START Exercise data
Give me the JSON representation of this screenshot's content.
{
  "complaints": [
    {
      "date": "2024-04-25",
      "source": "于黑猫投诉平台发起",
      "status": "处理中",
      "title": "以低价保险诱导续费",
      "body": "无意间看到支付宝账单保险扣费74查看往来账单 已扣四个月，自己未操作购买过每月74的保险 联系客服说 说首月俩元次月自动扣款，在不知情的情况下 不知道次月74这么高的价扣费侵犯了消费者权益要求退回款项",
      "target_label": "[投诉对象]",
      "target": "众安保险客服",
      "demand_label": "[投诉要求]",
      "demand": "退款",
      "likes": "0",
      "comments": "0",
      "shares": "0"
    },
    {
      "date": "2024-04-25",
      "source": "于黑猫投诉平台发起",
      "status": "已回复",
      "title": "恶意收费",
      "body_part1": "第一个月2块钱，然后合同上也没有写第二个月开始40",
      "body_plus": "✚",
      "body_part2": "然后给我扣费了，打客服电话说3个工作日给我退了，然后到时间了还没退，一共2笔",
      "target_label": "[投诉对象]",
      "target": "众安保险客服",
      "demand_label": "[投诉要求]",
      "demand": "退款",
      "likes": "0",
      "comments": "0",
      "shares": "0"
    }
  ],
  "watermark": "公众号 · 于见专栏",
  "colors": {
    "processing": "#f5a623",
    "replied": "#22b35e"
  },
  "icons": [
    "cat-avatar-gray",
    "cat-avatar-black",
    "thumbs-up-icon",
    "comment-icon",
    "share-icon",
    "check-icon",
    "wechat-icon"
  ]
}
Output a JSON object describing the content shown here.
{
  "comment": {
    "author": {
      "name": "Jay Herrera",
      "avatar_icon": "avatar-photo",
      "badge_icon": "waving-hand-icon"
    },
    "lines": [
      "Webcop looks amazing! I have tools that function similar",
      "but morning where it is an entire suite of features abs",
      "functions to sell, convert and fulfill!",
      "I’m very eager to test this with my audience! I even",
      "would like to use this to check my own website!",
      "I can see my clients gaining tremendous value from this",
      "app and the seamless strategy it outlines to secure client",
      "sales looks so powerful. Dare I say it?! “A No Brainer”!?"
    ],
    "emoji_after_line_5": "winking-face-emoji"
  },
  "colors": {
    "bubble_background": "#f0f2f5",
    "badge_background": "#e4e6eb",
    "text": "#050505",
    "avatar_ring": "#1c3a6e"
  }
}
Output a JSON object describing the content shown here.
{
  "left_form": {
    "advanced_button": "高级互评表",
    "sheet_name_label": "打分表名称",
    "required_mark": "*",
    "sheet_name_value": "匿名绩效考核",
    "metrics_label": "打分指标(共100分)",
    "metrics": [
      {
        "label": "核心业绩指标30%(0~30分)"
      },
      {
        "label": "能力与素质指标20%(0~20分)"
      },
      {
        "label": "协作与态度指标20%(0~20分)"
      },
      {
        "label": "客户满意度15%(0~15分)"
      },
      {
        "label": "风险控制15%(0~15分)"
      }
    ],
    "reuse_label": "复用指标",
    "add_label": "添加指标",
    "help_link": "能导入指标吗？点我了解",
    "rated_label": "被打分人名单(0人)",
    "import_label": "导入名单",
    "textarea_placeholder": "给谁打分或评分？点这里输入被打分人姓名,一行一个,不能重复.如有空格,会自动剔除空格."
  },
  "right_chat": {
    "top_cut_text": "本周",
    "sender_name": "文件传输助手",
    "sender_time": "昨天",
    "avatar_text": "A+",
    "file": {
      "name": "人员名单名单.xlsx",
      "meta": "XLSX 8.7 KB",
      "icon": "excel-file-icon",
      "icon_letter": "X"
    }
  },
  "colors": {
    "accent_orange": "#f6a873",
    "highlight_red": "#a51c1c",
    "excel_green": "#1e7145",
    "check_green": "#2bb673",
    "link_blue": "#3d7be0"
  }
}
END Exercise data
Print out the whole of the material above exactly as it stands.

Give me the JSON representation of this screenshot's content.
{
  "complaints": [
    {
      "date": "2024-04-25",
      "source": "于黑猫投诉平台发起",
      "status": "处理中",
      "title": "以低价保险诱导续费",
      "body": "无意间看到支付宝账单保险扣费74查看往来账单 已扣四个月，自己未操作购买过每月74的保险 联系客服说 说首月俩元次月自动扣款，在不知情的情况下 不知道次月74这么高的价扣费侵犯了消费者权益要求退回款项",
      "target_label": "[投诉对象]",
      "target": "众安保险客服",
      "demand_label": "[投诉要求]",
      "demand": "退款",
      "likes": "0",
      "comments": "0",
      "shares": "0"
    },
    {
      "date": "2024-04-25",
      "source": "于黑猫投诉平台发起",
      "status": "已回复",
      "title": "恶意收费",
      "body_part1": "第一个月2块钱，然后合同上也没有写第二个月开始40",
      "body_plus": "✚",
      "body_part2": "然后给我扣费了，打客服电话说3个工作日给我退了，然后到时间了还没退，一共2笔",
      "target_label": "[投诉对象]",
      "target": "众安保险客服",
      "demand_label": "[投诉要求]",
      "demand": "退款",
      "likes": "0",
      "comments": "0",
      "shares": "0"
    }
  ],
  "watermark": "公众号 · 于见专栏",
  "colors": {
    "processing": "#f5a623",
    "replied": "#22b35e"
  },
  "icons": [
    "cat-avatar-gray",
    "cat-avatar-black",
    "thumbs-up-icon",
    "comment-icon",
    "share-icon",
    "check-icon",
    "wechat-icon"
  ]
}
Output a JSON object describing the content shown here.
{
  "comment": {
    "author": {
      "name": "Jay Herrera",
      "avatar_icon": "avatar-photo",
      "badge_icon": "waving-hand-icon"
    },
    "lines": [
      "Webcop looks amazing! I have tools that function similar",
      "but morning where it is an entire suite of features abs",
      "functions to sell, convert and fulfill!",
      "I’m very eager to test this with my audience! I even",
      "would like to use this to check my own website!",
      "I can see my clients gaining tremendous value from this",
      "app and the seamless strategy it outlines to secure client",
      "sales looks so powerful. Dare I say it?! “A No Brainer”!?"
    ],
    "emoji_after_line_5": "winking-face-emoji"
  },
  "colors": {
    "bubble_background": "#f0f2f5",
    "badge_background": "#e4e6eb",
    "text": "#050505",
    "avatar_ring": "#1c3a6e"
  }
}
Output a JSON object describing the content shown here.
{
  "left_form": {
    "advanced_button": "高级互评表",
    "sheet_name_label": "打分表名称",
    "required_mark": "*",
    "sheet_name_value": "匿名绩效考核",
    "metrics_label": "打分指标(共100分)",
    "metrics": [
      {
        "label": "核心业绩指标30%(0~30分)"
      },
      {
        "label": "能力与素质指标20%(0~20分)"
      },
      {
        "label": "协作与态度指标20%(0~20分)"
      },
      {
        "label": "客户满意度15%(0~15分)"
      },
      {
        "label": "风险控制15%(0~15分)"
      }
    ],
    "reuse_label": "复用指标",
    "add_label": "添加指标",
    "help_link": "能导入指标吗？点我了解",
    "rated_label": "被打分人名单(0人)",
    "import_label": "导入名单",
    "textarea_placeholder": "给谁打分或评分？点这里输入被打分人姓名,一行一个,不能重复.如有空格,会自动剔除空格."
  },
  "right_chat": {
    "top_cut_text": "本周",
    "sender_name": "文件传输助手",
    "sender_time": "昨天",
    "avatar_text": "A+",
    "file": {
      "name": "人员名单名单.xlsx",
      "meta": "XLSX 8.7 KB",
      "icon": "excel-file-icon",
      "icon_letter": "X"
    }
  },
  "colors": {
    "accent_orange": "#f6a873",
    "highlight_red": "#a51c1c",
    "excel_green": "#1e7145",
    "check_green": "#2bb673",
    "link_blue": "#3d7be0"
  }
}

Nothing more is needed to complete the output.